(An article written for the Cosmopolitan, in it’s avatar of a ‘womans’ magazine’ the year it was first published in India.)
I’m a dreamer. I’ve dreamt forever about writing a story, but I don’t do it. I just imagine: best-seller, childrens story, romance, thriller. I plan plots, schemes, ultimate sex scenes and then get distracted – I stop to watch a bird, shadows on the hillside, stories in the clouds, the way the wind blows sand into patterns, sunlight on the water. I thought a wave broke in the same place everytime, some do, and some flow along for a distance. On the sea, the light catches one spot, until the light shifts. On the river, a gleam gets caught and sped along by the water.

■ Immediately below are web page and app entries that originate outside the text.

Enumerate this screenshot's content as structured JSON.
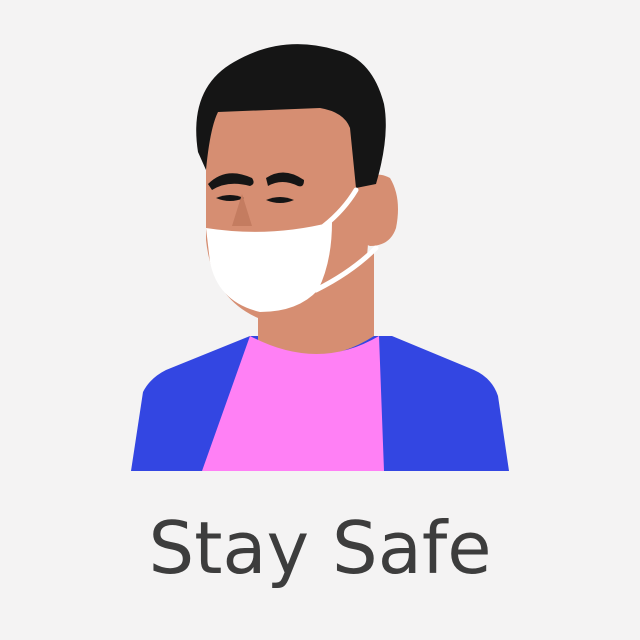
{
  "caption": "Stay Safe",
  "colors": {
    "background": "#f4f3f3",
    "hair": "#151515",
    "skin": "#d68e72",
    "nose": "#c47c60",
    "mask": "#ffffff",
    "shirt": "#ff80f5",
    "jacket": "#3346e2",
    "caption_text": "#3d3d3d"
  },
  "illustration": {
    "icons": [
      "person-icon",
      "face-mask-icon"
    ]
  }
}
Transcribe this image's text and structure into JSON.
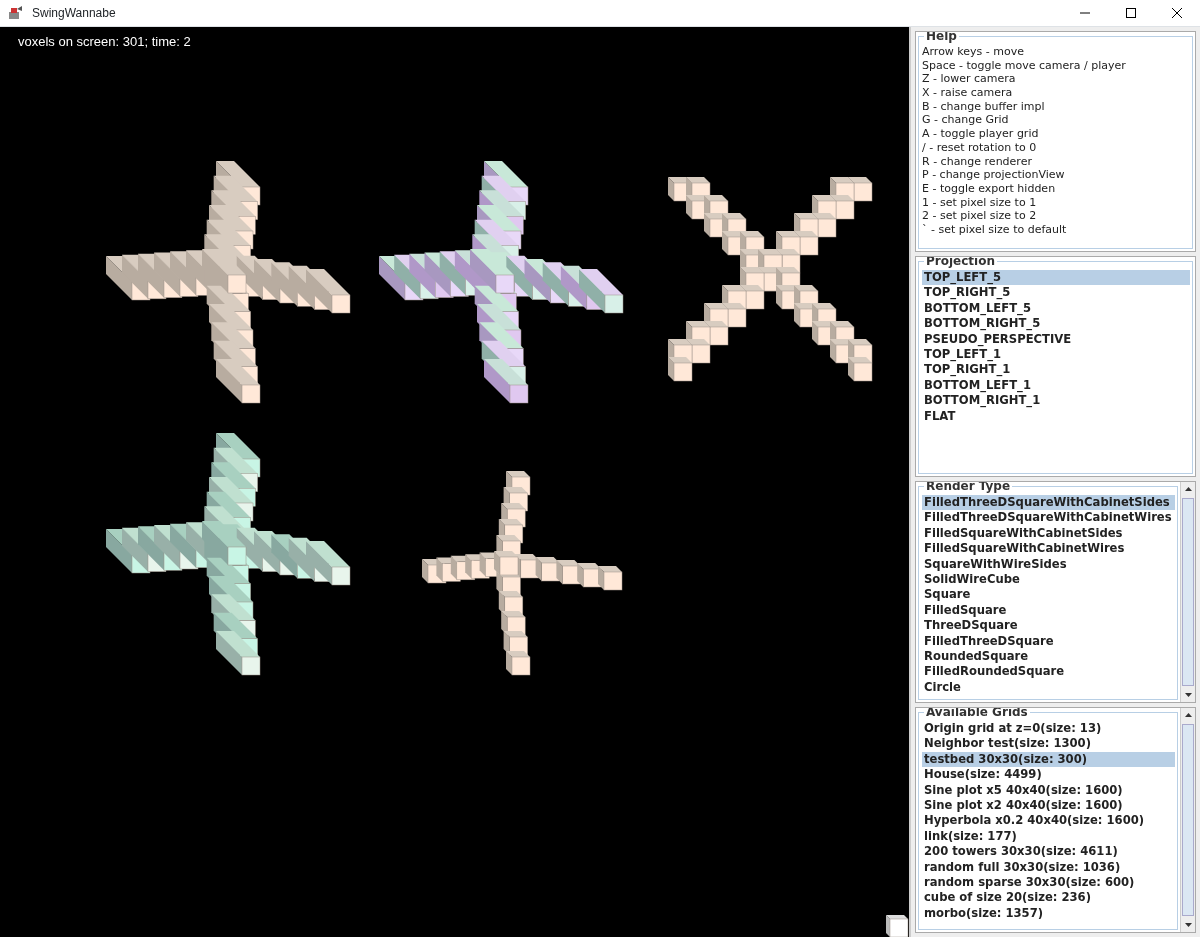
{
  "window": {
    "title": "SwingWannabe"
  },
  "canvas": {
    "status": "voxels on screen: 301; time: 2"
  },
  "help": {
    "title": "Help",
    "lines": [
      "Arrow keys - move",
      "Space - toggle move camera / player",
      "Z - lower camera",
      "X - raise camera",
      "B - change buffer impl",
      "G - change Grid",
      "A - toggle player grid",
      "/ - reset rotation to 0",
      "R - change renderer",
      "P - change projectionView",
      "E - toggle export hidden",
      "1 - set pixel size to 1",
      "2 - set pixel size to 2",
      "` - set pixel size to default"
    ]
  },
  "projection": {
    "title": "Projection",
    "items": [
      {
        "label": "TOP_LEFT_5",
        "selected": true
      },
      {
        "label": "TOP_RIGHT_5",
        "selected": false
      },
      {
        "label": "BOTTOM_LEFT_5",
        "selected": false
      },
      {
        "label": "BOTTOM_RIGHT_5",
        "selected": false
      },
      {
        "label": "PSEUDO_PERSPECTIVE",
        "selected": false
      },
      {
        "label": "TOP_LEFT_1",
        "selected": false
      },
      {
        "label": "TOP_RIGHT_1",
        "selected": false
      },
      {
        "label": "BOTTOM_LEFT_1",
        "selected": false
      },
      {
        "label": "BOTTOM_RIGHT_1",
        "selected": false
      },
      {
        "label": "FLAT",
        "selected": false
      }
    ]
  },
  "render_type": {
    "title": "Render Type",
    "items": [
      {
        "label": "FilledThreeDSquareWithCabinetSides",
        "selected": true
      },
      {
        "label": "FilledThreeDSquareWithCabinetWires",
        "selected": false
      },
      {
        "label": "FilledSquareWithCabinetSides",
        "selected": false
      },
      {
        "label": "FilledSquareWithCabinetWires",
        "selected": false
      },
      {
        "label": "SquareWithWireSides",
        "selected": false
      },
      {
        "label": "SolidWireCube",
        "selected": false
      },
      {
        "label": "Square",
        "selected": false
      },
      {
        "label": "FilledSquare",
        "selected": false
      },
      {
        "label": "ThreeDSquare",
        "selected": false
      },
      {
        "label": "FilledThreeDSquare",
        "selected": false
      },
      {
        "label": "RoundedSquare",
        "selected": false
      },
      {
        "label": "FilledRoundedSquare",
        "selected": false
      },
      {
        "label": "Circle",
        "selected": false
      }
    ]
  },
  "grids": {
    "title": "Available Grids",
    "items": [
      {
        "label": "Origin grid at z=0(size: 13)",
        "selected": false
      },
      {
        "label": "Neighbor test(size: 1300)",
        "selected": false
      },
      {
        "label": "testbed 30x30(size: 300)",
        "selected": true
      },
      {
        "label": "House(size: 4499)",
        "selected": false
      },
      {
        "label": "Sine plot x5 40x40(size: 1600)",
        "selected": false
      },
      {
        "label": "Sine plot x2 40x40(size: 1600)",
        "selected": false
      },
      {
        "label": "Hyperbola x0.2 40x40(size: 1600)",
        "selected": false
      },
      {
        "label": "link(size: 177)",
        "selected": false
      },
      {
        "label": "200 towers 30x30(size: 4611)",
        "selected": false
      },
      {
        "label": "random full 30x30(size: 1036)",
        "selected": false
      },
      {
        "label": "random sparse 30x30(size: 600)",
        "selected": false
      },
      {
        "label": "cube of size 20(size: 236)",
        "selected": false
      },
      {
        "label": "morbo(size: 1357)",
        "selected": false
      }
    ]
  }
}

Ethereal things, clouds, shadows, patterns in the sand, gleams and dreams – I found there’s reality to them.
For seven months of the year my home is a tent on the banks of the upper Ganga river. A magical place to live. I woke up this morning with an immense bubble of pure, joyful glee in my throat. Hugging myself and grinning at the leaf shadows dancing on the walls of my tent. I needed very much to share it.
One of my oldest dreams was to live some place that had both mountains and the sea ( as in beaches, surf, swimming, walks through the forest, mist in the valleys). Now as I look outside, there’s a huge beach of silver white sand, the blue green water of the river and early morning mist on the mountains. It’s not the sea, but it sure is very like my dream come true.
Another of the numerous things I dreamt about was learning how to kayak, properly. I can kayak, I know how to sit in it and keep it balanced. Also move it in the direction I want. But, I want to be able to dance through the water, be part of the river, currents, waves. I just haven’t pushed hard enough to learn. It’s that same questioning guilt thing – is it important enough, isn’t there more that needs doing, do I have the time? I don’t have a spray skirt, the waters’ too cold, my arms aren’t powerful enough!
Today the cracked red kayak sits before me on the sand, the sun’s sparkling on the water, there’s nobody in camp to feed my fears and the waves are inviting me to dance. I stop thinking, grab a life jacket, strap on a helmet, push the beautiful craft into the water and paddle away. I am headed for that little rapid upriver from camp. It has rained last night, the water level is up, but my fears and questions are gone. I am going dancing.
This cracked red boat slaps merrily through the little swells – a boil catches the tail, swings us into a perfect pirouette. The bow goes up, the stern dips gracefully, my heart does a somersault and we glide onward.
Hugging the shore, dancing from rock to rock we go, our aim to hit the top of the rapid for the final riotious waltz down. The occasional errant current catches us for a naughty frolic, but my cracked kayak and I make it.
We sit parked behind a rock, watching those fat waves curl and flip, gathering our courage.
Four swift paddle strokes, point her nose, angle slightly left, lean downstream and whoopee – that huge wave kisses my cheek, floods into my skirtless kayak and into that wild waltz we swing. Spray in my face, the waves spin me around and toss me up. That lovely wallowing, water weighted boat puts her nose down, swishes her tail, surfs, swims, swings her hips and down the centre we come in the most joyful dance of all time – the river, the cracked red kayak and one un-learned kayaker.
When I learn how to do it, I’ll probably do worse. Today I danced with the river. It’s a high. That bubble of joy still fizzes in my throat as I shower in my makeshift stall – it’s hidden in a gully, the pipe hangs off a tree, I’m curtained by a wildly flowering vine of red flowers. Purple shadows on the hills, silver river, birds coming home to roost, the lamp glow from my tent and the first stars in the sky.
It keeps amazing me how powerful dreaming and nature can be.